Skin appearance may be an early sign of diseases such as diabetes, osteoporosis or lack of vitamins.
That is why it is very important to study the skin's appearance as often as we can, because skin is a true thermometer of general health.
A study that included 114 menopausal women highlighted the fact that deep wrinkles on the face or neck may indicate an increased risk of bone fractures.
Explanation: Women with such wrinkles are more prone to lower oily density at the hips and spine.
Estrogen stimulates the production of collagen, a protein that both skin and bones need to maintain their density. "That's why the drop in estrogen leads to loss of skin elasticity and wrinkles," says Dr. Ronald Young.
Wrinkle deepening is a sign that the body produces too little collagen, which means that bone density is low.
If you notice thick and dark spots in the throat, your thighs on the abdomen, you should measure your blood sugar. These spots, called nigricans acanthosis, could be caused by obesity or diabetes, according to dermatologist Janet Lin.
"Stains can smell bad or itch, but most people only complain about the appearance of the skin," adds Dr. Lin.

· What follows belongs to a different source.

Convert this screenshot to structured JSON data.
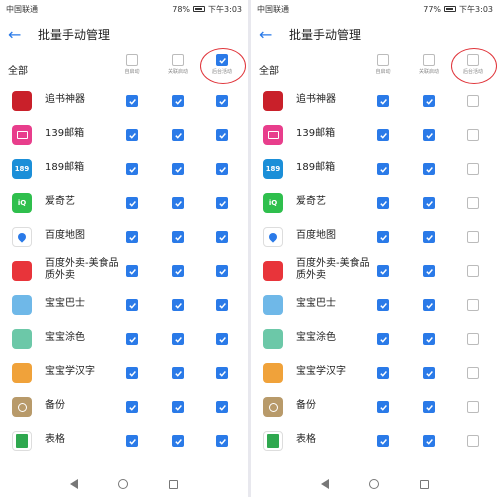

The thyroid, the small gland at the base of the neck secretes two types of hormones: T3 and T4 and plays a role in caloric metabolism and regresses body temperature and heart rate. Also, thyroid hormones interfere with digestive activity, act on the nervous system, in the genital system and are indispensable for the health of the skin, hair and nails.
The first signs that the thyroid does not work well – hypoactive or overactive – tend to appear primarily on the skin on the arms and fingers as an eruption. However, legs, scalp and throat may also be affected. Hypothyroidism could lead to hair loss and drying and dehumidification of the skin.
Lack of Omega 3 fatty acids
Omega 3 is part of a group of nutrients called lipids. These fats are essential in a balanced diet. They help the body produce cells and ensure good functioning of the nervous system. Lipids are also the most important energy sources of the body and are divided into three groups: saturated, monounsaturated and polyunsaturated.
Drying, skin exfoliation or dandruff are the signals our skin transmits when it needs omega3.
Natural Omega 3 sources:
– Fatty fish: herring, salmon, mackerel, sardines, tuna;
– Vegetable sources: flax seed, hemp seed oil, nuts, beans, canola oil, soybean oil, spinach.